**ABOUT THIS TASK**
Return the data. Every word must match.

[Entries taken from a collection]
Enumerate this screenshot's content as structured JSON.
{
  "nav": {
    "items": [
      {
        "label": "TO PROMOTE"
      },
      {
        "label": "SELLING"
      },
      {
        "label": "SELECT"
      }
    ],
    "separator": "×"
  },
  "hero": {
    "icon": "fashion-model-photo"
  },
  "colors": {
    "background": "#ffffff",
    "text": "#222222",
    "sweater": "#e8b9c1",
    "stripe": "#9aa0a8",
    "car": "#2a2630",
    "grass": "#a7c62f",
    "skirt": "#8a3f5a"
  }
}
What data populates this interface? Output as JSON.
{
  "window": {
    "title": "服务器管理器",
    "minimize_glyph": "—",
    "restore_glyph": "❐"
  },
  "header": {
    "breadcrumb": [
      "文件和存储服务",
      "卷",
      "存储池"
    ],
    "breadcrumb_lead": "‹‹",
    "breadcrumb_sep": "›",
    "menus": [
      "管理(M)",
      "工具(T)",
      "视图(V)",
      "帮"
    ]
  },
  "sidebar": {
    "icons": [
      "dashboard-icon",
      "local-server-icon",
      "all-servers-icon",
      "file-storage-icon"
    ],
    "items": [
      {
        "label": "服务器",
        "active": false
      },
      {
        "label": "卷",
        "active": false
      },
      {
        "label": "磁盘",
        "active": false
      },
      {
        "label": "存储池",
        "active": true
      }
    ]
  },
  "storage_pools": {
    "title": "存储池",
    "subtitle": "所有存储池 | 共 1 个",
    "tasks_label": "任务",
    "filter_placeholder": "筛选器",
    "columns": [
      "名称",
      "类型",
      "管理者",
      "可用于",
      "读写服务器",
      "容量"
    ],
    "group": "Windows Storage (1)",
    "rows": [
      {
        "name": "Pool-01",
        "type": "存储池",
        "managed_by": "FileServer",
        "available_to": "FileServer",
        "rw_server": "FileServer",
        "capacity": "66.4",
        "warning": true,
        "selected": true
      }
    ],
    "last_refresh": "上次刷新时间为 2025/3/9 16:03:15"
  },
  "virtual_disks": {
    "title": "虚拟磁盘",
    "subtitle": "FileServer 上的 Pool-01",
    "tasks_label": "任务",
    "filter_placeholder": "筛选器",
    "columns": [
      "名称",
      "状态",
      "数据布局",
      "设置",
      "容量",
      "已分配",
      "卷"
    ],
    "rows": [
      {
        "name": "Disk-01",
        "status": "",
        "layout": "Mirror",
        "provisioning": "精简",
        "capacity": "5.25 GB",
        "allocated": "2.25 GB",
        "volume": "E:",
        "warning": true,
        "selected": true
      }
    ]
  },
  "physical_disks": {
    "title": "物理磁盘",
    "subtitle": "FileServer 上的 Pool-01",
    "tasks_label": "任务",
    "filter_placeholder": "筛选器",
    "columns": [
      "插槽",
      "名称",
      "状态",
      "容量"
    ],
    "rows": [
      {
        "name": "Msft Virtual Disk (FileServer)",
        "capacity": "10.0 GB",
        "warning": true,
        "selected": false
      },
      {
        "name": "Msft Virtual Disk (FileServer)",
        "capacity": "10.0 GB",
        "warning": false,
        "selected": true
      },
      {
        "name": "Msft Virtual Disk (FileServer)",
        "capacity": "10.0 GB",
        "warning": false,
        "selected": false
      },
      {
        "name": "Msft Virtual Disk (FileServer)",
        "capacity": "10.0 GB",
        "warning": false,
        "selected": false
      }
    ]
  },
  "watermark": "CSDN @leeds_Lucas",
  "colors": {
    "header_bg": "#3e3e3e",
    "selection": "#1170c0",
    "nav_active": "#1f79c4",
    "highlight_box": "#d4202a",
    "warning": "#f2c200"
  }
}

**FINISHED EXERCISE**
Enumerate this screenshot's content as structured JSON.
{
  "nav": {
    "items": [
      {
        "label": "TO PROMOTE"
      },
      {
        "label": "SELLING"
      },
      {
        "label": "SELECT"
      }
    ],
    "separator": "×"
  },
  "hero": {
    "icon": "fashion-model-photo"
  },
  "colors": {
    "background": "#ffffff",
    "text": "#222222",
    "sweater": "#e8b9c1",
    "stripe": "#9aa0a8",
    "car": "#2a2630",
    "grass": "#a7c62f",
    "skirt": "#8a3f5a"
  }
}
What data populates this interface? Output as JSON.
{
  "window": {
    "title": "服务器管理器",
    "minimize_glyph": "—",
    "restore_glyph": "❐"
  },
  "header": {
    "breadcrumb": [
      "文件和存储服务",
      "卷",
      "存储池"
    ],
    "breadcrumb_lead": "‹‹",
    "breadcrumb_sep": "›",
    "menus": [
      "管理(M)",
      "工具(T)",
      "视图(V)",
      "帮"
    ]
  },
  "sidebar": {
    "icons": [
      "dashboard-icon",
      "local-server-icon",
      "all-servers-icon",
      "file-storage-icon"
    ],
    "items": [
      {
        "label": "服务器",
        "active": false
      },
      {
        "label": "卷",
        "active": false
      },
      {
        "label": "磁盘",
        "active": false
      },
      {
        "label": "存储池",
        "active": true
      }
    ]
  },
  "storage_pools": {
    "title": "存储池",
    "subtitle": "所有存储池 | 共 1 个",
    "tasks_label": "任务",
    "filter_placeholder": "筛选器",
    "columns": [
      "名称",
      "类型",
      "管理者",
      "可用于",
      "读写服务器",
      "容量"
    ],
    "group": "Windows Storage (1)",
    "rows": [
      {
        "name": "Pool-01",
        "type": "存储池",
        "managed_by": "FileServer",
        "available_to": "FileServer",
        "rw_server": "FileServer",
        "capacity": "66.4",
        "warning": true,
        "selected": true
      }
    ],
    "last_refresh": "上次刷新时间为 2025/3/9 16:03:15"
  },
  "virtual_disks": {
    "title": "虚拟磁盘",
    "subtitle": "FileServer 上的 Pool-01",
    "tasks_label": "任务",
    "filter_placeholder": "筛选器",
    "columns": [
      "名称",
      "状态",
      "数据布局",
      "设置",
      "容量",
      "已分配",
      "卷"
    ],
    "rows": [
      {
        "name": "Disk-01",
        "status": "",
        "layout": "Mirror",
        "provisioning": "精简",
        "capacity": "5.25 GB",
        "allocated": "2.25 GB",
        "volume": "E:",
        "warning": true,
        "selected": true
      }
    ]
  },
  "physical_disks": {
    "title": "物理磁盘",
    "subtitle": "FileServer 上的 Pool-01",
    "tasks_label": "任务",
    "filter_placeholder": "筛选器",
    "columns": [
      "插槽",
      "名称",
      "状态",
      "容量"
    ],
    "rows": [
      {
        "name": "Msft Virtual Disk (FileServer)",
        "capacity": "10.0 GB",
        "warning": true,
        "selected": false
      },
      {
        "name": "Msft Virtual Disk (FileServer)",
        "capacity": "10.0 GB",
        "warning": false,
        "selected": true
      },
      {
        "name": "Msft Virtual Disk (FileServer)",
        "capacity": "10.0 GB",
        "warning": false,
        "selected": false
      },
      {
        "name": "Msft Virtual Disk (FileServer)",
        "capacity": "10.0 GB",
        "warning": false,
        "selected": false
      }
    ]
  },
  "watermark": "CSDN @leeds_Lucas",
  "colors": {
    "header_bg": "#3e3e3e",
    "selection": "#1170c0",
    "nav_active": "#1f79c4",
    "highlight_box": "#d4202a",
    "warning": "#f2c200"
  }
}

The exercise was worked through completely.